It is useful to observe at this point that Bali is about 95 percent Hindu, where profession of the population is concerned--although how Hindu the Hinduism of the 95 percent really is, is a matter its own, and no different a one than the Christianity of Christians or the Muslim-ness of Muslims. All this really means is that ignorance regarding the tenants of ones own professed faith, not to mention the beliefs of other people, runs faithfully at about 95 percent the whole world over. It becomes therefore not only possible, but reasonable to conclude that Santa Claus, sleigh bells, and pine trees bedecked with glass ornaments and twinkling lights are central icons of the Christian belief system--which may, it is generally supposed, have also something to do with a man named Jesus, although likely only secondarily so, given the attention shown to the former trappings as opposed to the latter personage.
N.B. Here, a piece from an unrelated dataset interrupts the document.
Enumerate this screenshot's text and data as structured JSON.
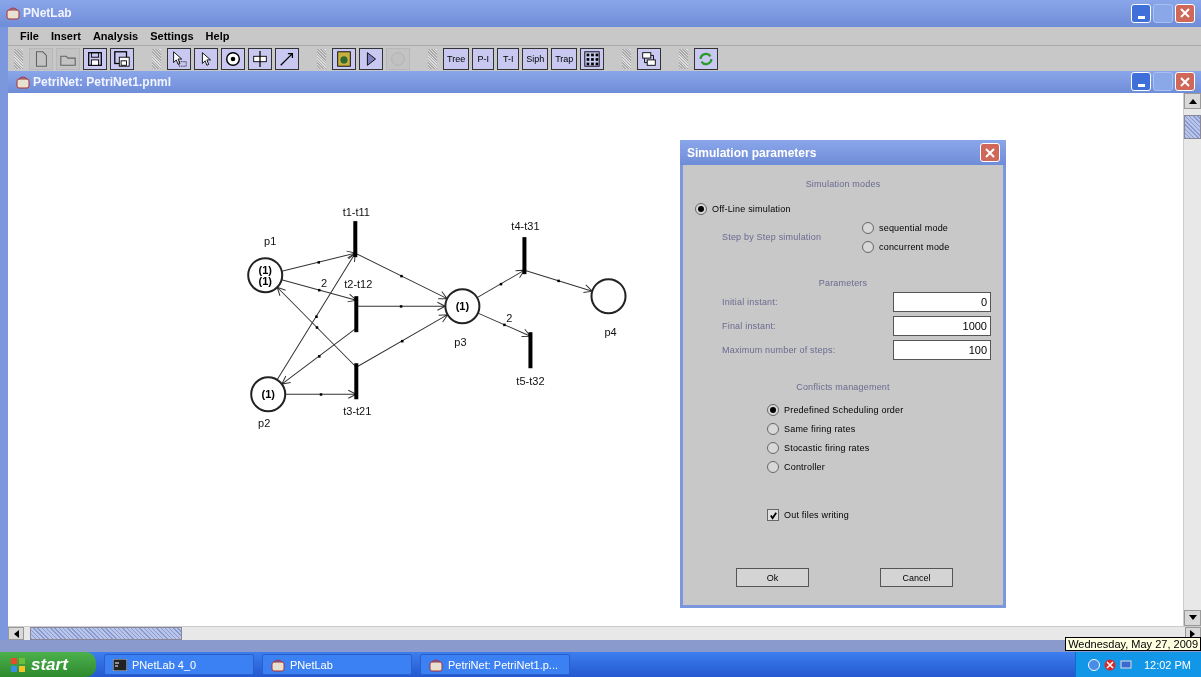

Here then is the most telling example of the power of advertising that I know--that jolly old Saint Nick and Rudolph the Red Nosed Rain Deer are more readily recognized symbols of Christianity than Jesus Christ Himself. And the fact that this misapprehension prevails just as persuasively in the West as in the tropical islands of Southeast Asia or the snow cast wastes of Manchuria ought at the very least to strike terror upon the missionary and awe upon the philosopher, for we celebrate not the birth of the man of sorrows, not the coming of the Kingdom of Heaven, but toy land and a parade of tin soldiers, rat-a-tat-tat and a-rumpty-tum-tum.